METHODS: This was a nationwide survey conducted in Denmark in 2014. A structured questionnaire with 33 questions relating to demographical data and medical history was mailed to 1,495 randomly selected women who gave birth in 2012. Half of the women were selected among the population without cFTS, the other half from those with cFTS. A cohort of 20 women tested the questionnaire for consistency. The results are based on the responders (58%).

RESULTS: The response rate was 88% among the women with cFTS and 19% among the women without. Not having a cFTS performed was associated with the following factors: country of origin other than Denmark (p < 0.01), less education (p < 0.01) and unemployment (p < 0.01). These women more often had a religious belief (p < 0.01), and had undergone fewer induced abortions (p = 0.01). They felt less informed about the cFTS (p < 0.01) and thought it was a more difficult decision (p < 0.01) than the women who had undergone cFTS. The main reason for declining cFTS was a wish to keep the child regardless of any cFTS results (82%).

CONCLUSIONS: Women without cFTS differ from those who undergo cFTS. Not undergoing cFTS seemed most often to be the result of a conscious choice based on ethical considerations, rather than being the result of a lack of information. However, a low response rate decreases the strength of our conclusions.

FUNDING: none.

TRIAL REGISTRATION: not relevant.

Original languageEnglish
JournalDanish Medical Bulletin (Online)
Volume63
Issue number4
Pages (from-to)A5219
ISSN1603-9629
Publication statusPublished - Apr 2016

    Research areas
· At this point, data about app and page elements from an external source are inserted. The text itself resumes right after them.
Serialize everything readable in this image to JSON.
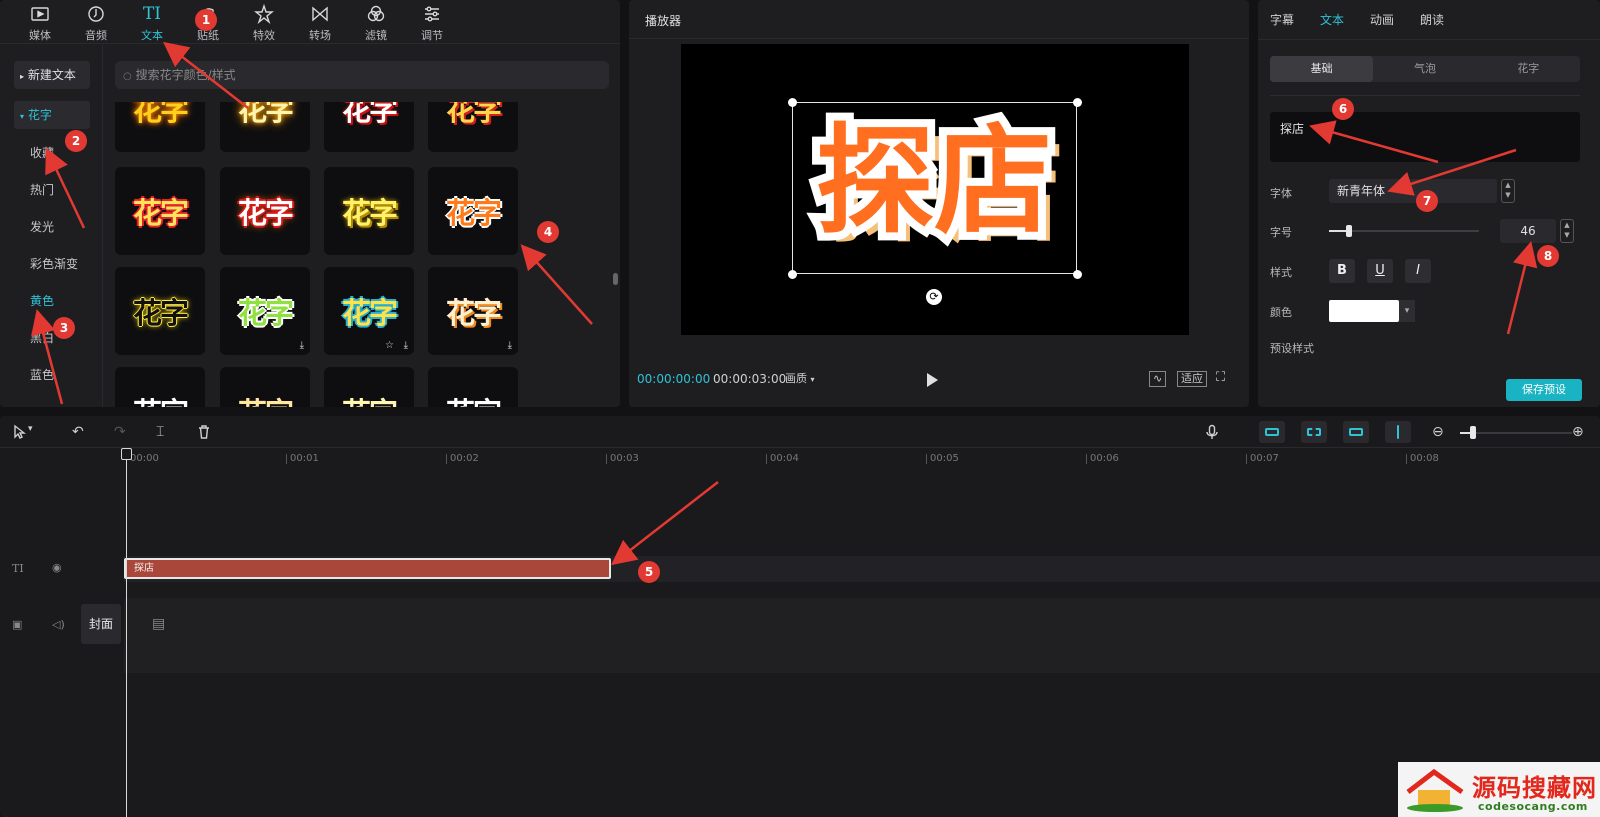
{
  "toolbar": {
    "tabs": [
      {
        "label": "媒体",
        "icon": "media-icon"
      },
      {
        "label": "音频",
        "icon": "audio-icon"
      },
      {
        "label": "文本",
        "icon": "text-icon",
        "glyph": "TI"
      },
      {
        "label": "贴纸",
        "icon": "sticker-icon"
      },
      {
        "label": "特效",
        "icon": "effects-icon"
      },
      {
        "label": "转场",
        "icon": "transition-icon"
      },
      {
        "label": "滤镜",
        "icon": "filter-icon"
      },
      {
        "label": "调节",
        "icon": "adjust-icon"
      }
    ]
  },
  "categories": {
    "new_text": "新建文本",
    "items": [
      "花字",
      "收藏",
      "热门",
      "发光",
      "彩色渐变",
      "黄色",
      "黑白",
      "蓝色"
    ]
  },
  "search": {
    "placeholder": "搜索花字颜色/样式"
  },
  "tiles": {
    "text": "花字"
  },
  "player": {
    "title": "播放器",
    "preview_text": "探店",
    "current_time": "00:00:00:00",
    "total_time": "00:00:03:00",
    "quality": "画质",
    "fit_label": "适应"
  },
  "inspector": {
    "tabs": [
      "字幕",
      "文本",
      "动画",
      "朗读"
    ],
    "segments": [
      "基础",
      "气泡",
      "花字"
    ],
    "text_value": "探店",
    "font_label": "字体",
    "font_value": "新青年体",
    "size_label": "字号",
    "size_value": "46",
    "size_fraction": 0.13,
    "style_label": "样式",
    "style_buttons": [
      "B",
      "U",
      "I"
    ],
    "color_label": "颜色",
    "color_value": "#ffffff",
    "preset_label": "预设样式",
    "save_preset": "保存预设"
  },
  "timeline": {
    "ruler": [
      "00:00",
      "00:01",
      "00:02",
      "00:03",
      "00:04",
      "00:05",
      "00:06",
      "00:07",
      "00:08"
    ],
    "text_clip": "探店",
    "cover_label": "封面",
    "text_track_glyph": "TI"
  },
  "annotations": [
    "1",
    "2",
    "3",
    "4",
    "5",
    "6",
    "7",
    "8"
  ],
  "watermark": {
    "title": "源码搜藏网",
    "url": "codesocang.com"
  },
  "colors": {
    "accent": "#2ec4d6",
    "clip": "#a9473b",
    "annotation": "#e23a33"
  }
}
  • Adult, Attitude to Health, Choice Behavior, Denmark, Down Syndrome, Female, Humans, Pregnancy, Pregnancy Trimester, First, Prenatal Diagnosis, Sociological Factors, Surveys and Questionnaires, Young Adult, Comparative Study, Journal Article

ID: 49855058